He was farewelled by the club back in August following their win over the Sea Eagles but it appears as though that might have been premature with Michael Lichaa set to sign a contract extension with the Bulldogs in the coming weeks.
Lichaa, along with departing players Josh Reynolds, Sam Kasiano, Craig Garvey and Tyrone Phillips, were farewelled on stage at ANZ Stadium following their Round 24 win over Manly, but the 24-year-old isn't going anywhere and is close to finalising a new deal that will keep him at Belmore for the next couple of years.
"I'll be sticking around for another couple of years," Lichaa said at a media opportunity at the Overseas Passenger Terminal in Sydney as he prepares for Lebanon's World Cup campaign.
"I've agreed, so hopefully in the next few weeks we can get the papers all signed and hopefully we can get that sorted. We've come to an agreement so I'm pretty excited.
"It was a bit of a relief.
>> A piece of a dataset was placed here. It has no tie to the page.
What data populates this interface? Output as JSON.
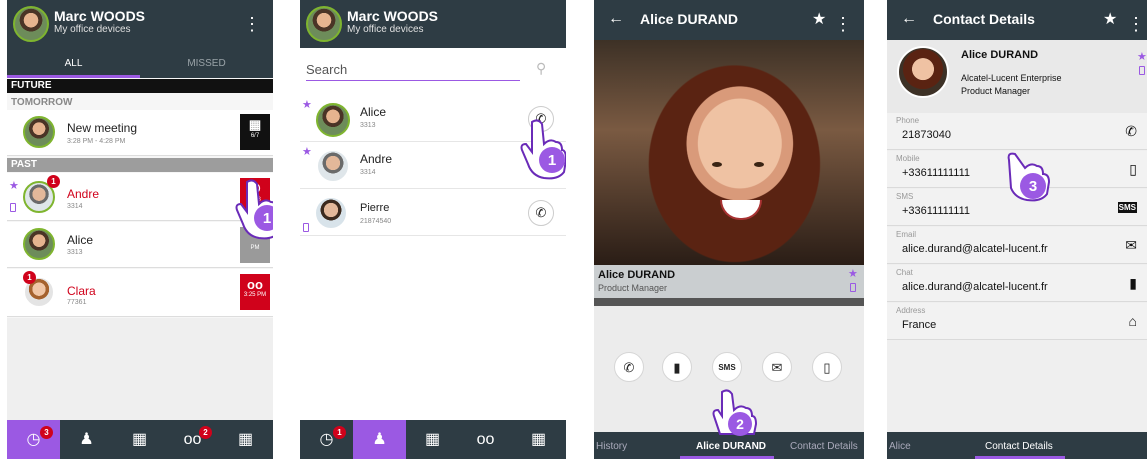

As soon as the season finished…it's been going back and forth for the last four or five weeks, so to come to an agreement has been a weight lifted off my shoulders.
"We were talking to a few clubs, but as soon as I knew that the Dogs were interested in me, I told my manager to get that done. I just want to repay the club for bringing me there in the first place and I've got a bit to prove in the next few years."
Restricted in what he could do by recently-sacked coach Des Hasler, the writing was on the wall for Lichaa when he managed just 21 minutes in a six-week period that had most people assuming he would be shown the door at season's end.
It would have been a sad way for him to go given he hadn't been allowed to play to his strengths, but an about-face in Round 24 saw him return to the starting side, with Lichaa's running game sparking the Bulldogs to a three-game winning streak to finish the season.
The City representative ran for a season-high 95 metres in Round 25 and then scored the winning try the following week to knock the Dragons out of the finals race.
Having been told to simply pass the ball and make his tackles for the best part of three years, Lichaa used the final few weeks of the season to show the club and other potential suitors that the hype surrounding his signing back in 2015 was justified.
"I never wanted to leave," he said.
"I don't think I ever lost my ability to play and I don't think I was playing terrible because I still put my body on the line and I did 50 tackles a game.
"With the ball I wasn't doing exactly what I wanted to, but there's a bit of a change with the coach now. I was pretty lucky to get the opportunity to get back in the team in that last month of footy, otherwise I'm not sure what would have happened.
"I didn't really have anything to lose. I didn't play the six weeks – well three of them I came on with five minutes to go – so I thought 'what's the worst thing that can happen; I get dropped again?' so I just ran the ball again and I think that's my game.
"There are all different kinds of hookers and I went into those last few games thinking to run first off a quick play-the-ball and pass second, and if I got tackled with the ball then it wasn't the end of the world.
"I think that's my style of play; there are obviously other hookers like Robbie (Lebanon teammate Robbie Farah) who are out and out ball-players and he'll get out and do that, but that's not the style that I am and I'll probably never be that style. I think if I have the run-first mentality then the rest will come like the pass and the offload."
Lichaa said there were no hard feelings towards Hasler and that he's looking forward to working with incoming coach Dean Pay who mentored him in the 2012 and 2013 under-20s Origin series for the NSW Blues.
"I still love my three years under Des and I still learnt a lot, but in another way, it's going to be a bit of a change," he said.
"I know Deano – I've had him before – and I'm pretty sure I'll play that kind of way for the rest of my time there. It'll be good to just run the ball; I can't wait!
"I had him a couple of years for under-20s Origin. He's pretty laid back and he's very approachable.
"When I had him for those few weeks, we just kept the game plan simple. When it was under-20s and those rep teams, you got there because you were a good player and you just play your game.
"I'm sure Dean will keep it simple – he seems like that kind of bloke – but I'm sure there'll be some tough sessions. All I've heard is that he was the toughest player to ever play so I'm sure there'll be some big contact sessions come the start of the year."